Using an experimental design across three studies and four samples, we investigated the effects of employment qualification level (i.e., underqualified, adequately qualified, or overqualified) on hiring recommendations, and how the relationship was influenced by person–job (P-J) fit and underemployment attributions. In Study 1, we tested and found support for the strength and effectiveness of the employment qualification level manipulation. In Study 2, the results demonstrated that overqualified applicants received higher ratings on objective P-J fit, subjective P-J fit, and hiring recommendations than underqualified applicants. Also, overqualified applicants were rated higher on objective and subjective P-J fit than adequately qualified applicants.
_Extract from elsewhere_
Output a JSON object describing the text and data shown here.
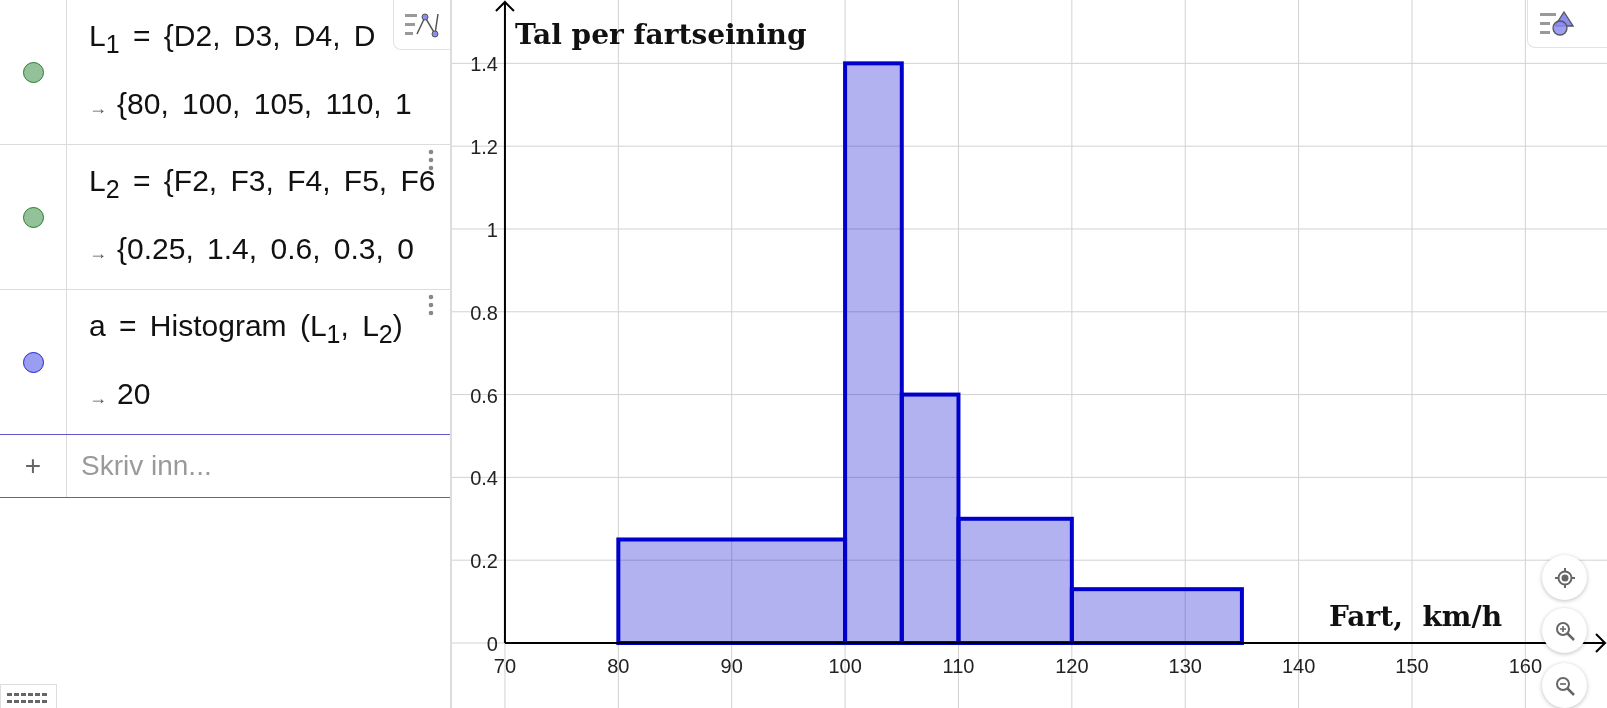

However, the results indicated no significant differences between adequately qualified and overqualified applicants on hiring recommendations. Finally, P-J fit was found to fully mediate the employment qualification level–hiring recommendation relationship, but only subjective P-J fit (i.e., and not objective P-J fit) was a significant mediator. In Study 3, we assessed the potential effects of underemployment attribution (i.e., internal-controllable vs. external-uncontrollable) on interviewer hiring recommendation. Results demonstrated that applicants who made an external-uncontrollable attribution for their overqualification were perceived negatively and received lower ratings on hiring recommendations than applicants who made an internal-controllable attribution for their underemployment. Furthermore, the underemployment attribution-hiring recommendation relationship was found to be fully mediated by subjective (but not objective) P-J fit. Contributions of these results to theory, research, and practice, strengths and limitations, and directions for future research are discussed.
Available at: http://works.bepress.com/david-sikora/24/